Page and application data records
__________
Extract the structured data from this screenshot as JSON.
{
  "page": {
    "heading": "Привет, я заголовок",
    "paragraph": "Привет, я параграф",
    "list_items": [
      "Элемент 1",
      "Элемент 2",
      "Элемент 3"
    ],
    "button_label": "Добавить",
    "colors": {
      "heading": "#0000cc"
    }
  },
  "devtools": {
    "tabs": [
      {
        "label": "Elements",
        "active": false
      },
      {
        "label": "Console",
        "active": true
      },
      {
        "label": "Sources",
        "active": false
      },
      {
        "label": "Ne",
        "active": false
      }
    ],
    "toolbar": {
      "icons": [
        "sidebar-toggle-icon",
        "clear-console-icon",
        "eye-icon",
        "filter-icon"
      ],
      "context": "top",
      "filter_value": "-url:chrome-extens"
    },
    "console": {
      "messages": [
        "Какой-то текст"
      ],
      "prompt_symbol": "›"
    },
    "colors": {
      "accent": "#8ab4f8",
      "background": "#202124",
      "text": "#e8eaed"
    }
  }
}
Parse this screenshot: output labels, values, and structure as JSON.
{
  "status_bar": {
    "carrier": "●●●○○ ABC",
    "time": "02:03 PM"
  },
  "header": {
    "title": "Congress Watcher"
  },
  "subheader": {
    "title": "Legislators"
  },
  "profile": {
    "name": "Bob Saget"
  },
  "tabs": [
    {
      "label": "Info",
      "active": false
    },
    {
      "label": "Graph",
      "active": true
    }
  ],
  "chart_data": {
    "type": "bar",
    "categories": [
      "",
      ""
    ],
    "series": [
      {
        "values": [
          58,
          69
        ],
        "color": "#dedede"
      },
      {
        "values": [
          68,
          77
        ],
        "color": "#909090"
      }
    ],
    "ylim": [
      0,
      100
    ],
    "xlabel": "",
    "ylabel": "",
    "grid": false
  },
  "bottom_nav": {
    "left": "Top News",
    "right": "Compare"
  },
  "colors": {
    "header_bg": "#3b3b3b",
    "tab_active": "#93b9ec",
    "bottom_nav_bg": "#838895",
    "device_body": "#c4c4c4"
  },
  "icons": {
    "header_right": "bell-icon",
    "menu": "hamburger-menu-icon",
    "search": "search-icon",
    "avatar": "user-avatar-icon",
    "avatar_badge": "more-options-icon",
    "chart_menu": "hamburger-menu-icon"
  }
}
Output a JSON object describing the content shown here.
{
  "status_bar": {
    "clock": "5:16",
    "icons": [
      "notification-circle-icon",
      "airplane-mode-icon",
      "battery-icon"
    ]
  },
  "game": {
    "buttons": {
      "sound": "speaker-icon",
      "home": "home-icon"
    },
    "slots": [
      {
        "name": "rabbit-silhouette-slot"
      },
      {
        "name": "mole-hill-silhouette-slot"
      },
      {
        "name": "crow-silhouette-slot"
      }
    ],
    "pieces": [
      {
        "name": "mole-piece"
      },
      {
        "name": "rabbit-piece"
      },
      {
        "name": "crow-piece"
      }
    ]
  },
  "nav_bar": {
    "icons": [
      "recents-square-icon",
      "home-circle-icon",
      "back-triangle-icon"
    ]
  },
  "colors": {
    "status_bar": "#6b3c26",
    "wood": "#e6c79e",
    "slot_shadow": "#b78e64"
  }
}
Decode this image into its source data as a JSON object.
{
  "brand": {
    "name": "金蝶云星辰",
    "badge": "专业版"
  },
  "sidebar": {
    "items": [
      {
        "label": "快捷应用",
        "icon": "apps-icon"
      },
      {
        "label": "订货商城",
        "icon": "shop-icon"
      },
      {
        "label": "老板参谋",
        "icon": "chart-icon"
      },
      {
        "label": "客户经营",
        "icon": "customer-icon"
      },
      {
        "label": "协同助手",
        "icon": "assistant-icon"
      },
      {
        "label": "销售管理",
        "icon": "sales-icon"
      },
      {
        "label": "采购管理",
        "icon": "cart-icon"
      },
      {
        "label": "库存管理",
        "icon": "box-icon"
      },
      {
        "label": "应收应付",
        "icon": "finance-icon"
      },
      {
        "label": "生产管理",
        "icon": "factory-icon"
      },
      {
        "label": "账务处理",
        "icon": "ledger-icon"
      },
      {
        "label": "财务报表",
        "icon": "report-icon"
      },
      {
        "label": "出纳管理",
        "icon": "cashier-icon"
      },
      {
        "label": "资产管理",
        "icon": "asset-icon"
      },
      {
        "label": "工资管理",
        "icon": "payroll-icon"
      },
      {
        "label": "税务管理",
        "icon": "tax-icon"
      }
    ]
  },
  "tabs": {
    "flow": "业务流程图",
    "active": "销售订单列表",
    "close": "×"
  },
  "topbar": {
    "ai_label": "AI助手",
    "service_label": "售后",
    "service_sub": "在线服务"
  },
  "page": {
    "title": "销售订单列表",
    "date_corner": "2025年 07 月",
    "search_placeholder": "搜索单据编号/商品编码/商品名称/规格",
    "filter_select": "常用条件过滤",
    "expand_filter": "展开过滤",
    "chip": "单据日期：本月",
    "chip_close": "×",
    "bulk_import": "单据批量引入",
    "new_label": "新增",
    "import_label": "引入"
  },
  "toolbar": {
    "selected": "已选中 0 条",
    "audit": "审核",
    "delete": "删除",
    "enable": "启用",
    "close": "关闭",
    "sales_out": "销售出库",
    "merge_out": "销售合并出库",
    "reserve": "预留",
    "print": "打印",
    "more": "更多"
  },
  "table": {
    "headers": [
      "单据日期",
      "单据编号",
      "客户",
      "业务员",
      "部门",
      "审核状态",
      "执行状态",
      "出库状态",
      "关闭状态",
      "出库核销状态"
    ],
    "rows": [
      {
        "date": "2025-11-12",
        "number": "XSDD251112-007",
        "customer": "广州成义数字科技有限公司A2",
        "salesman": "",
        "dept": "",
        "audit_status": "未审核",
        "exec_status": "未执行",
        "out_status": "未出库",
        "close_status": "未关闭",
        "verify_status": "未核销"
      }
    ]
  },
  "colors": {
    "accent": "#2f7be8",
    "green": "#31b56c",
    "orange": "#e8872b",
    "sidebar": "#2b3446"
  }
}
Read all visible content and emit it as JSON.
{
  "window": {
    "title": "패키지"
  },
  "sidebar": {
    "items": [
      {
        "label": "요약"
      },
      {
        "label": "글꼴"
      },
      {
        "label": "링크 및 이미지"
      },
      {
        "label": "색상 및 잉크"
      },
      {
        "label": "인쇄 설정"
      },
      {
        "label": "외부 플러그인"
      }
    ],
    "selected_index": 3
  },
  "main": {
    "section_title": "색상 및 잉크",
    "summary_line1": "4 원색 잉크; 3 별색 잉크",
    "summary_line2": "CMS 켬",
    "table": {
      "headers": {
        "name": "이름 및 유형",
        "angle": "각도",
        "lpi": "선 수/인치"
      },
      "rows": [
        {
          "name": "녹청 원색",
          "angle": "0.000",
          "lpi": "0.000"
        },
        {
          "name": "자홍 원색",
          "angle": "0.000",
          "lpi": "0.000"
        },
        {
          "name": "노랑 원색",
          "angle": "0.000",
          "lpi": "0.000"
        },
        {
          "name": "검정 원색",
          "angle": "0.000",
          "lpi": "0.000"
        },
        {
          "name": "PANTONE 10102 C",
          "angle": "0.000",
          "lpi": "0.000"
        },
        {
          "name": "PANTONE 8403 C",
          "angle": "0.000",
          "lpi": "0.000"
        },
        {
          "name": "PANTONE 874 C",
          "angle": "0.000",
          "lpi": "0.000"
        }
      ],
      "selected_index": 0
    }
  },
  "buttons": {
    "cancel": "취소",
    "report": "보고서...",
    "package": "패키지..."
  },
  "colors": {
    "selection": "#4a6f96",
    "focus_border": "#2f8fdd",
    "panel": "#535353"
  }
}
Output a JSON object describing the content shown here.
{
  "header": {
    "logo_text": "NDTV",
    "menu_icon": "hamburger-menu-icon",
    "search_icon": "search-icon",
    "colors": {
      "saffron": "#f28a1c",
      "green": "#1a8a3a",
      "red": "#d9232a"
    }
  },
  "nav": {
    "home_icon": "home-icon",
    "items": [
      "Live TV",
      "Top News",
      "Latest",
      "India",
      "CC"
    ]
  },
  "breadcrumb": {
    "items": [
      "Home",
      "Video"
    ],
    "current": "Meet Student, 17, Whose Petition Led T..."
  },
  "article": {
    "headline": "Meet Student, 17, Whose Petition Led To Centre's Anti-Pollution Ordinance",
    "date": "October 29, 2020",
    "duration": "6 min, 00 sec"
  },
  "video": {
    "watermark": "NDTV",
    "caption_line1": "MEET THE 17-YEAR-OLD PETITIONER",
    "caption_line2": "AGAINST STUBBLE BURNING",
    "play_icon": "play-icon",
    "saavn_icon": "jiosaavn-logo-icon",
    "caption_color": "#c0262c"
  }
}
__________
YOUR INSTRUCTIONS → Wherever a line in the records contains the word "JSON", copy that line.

RESPONSE TO THE EXERCISE →
Extract the structured data from this screenshot as JSON.
Parse this screenshot: output labels, values, and structure as JSON.
Output a JSON object describing the content shown here.
Decode this image into its source data as a JSON object.
Read all visible content and emit it as JSON.
Output a JSON object describing the content shown here.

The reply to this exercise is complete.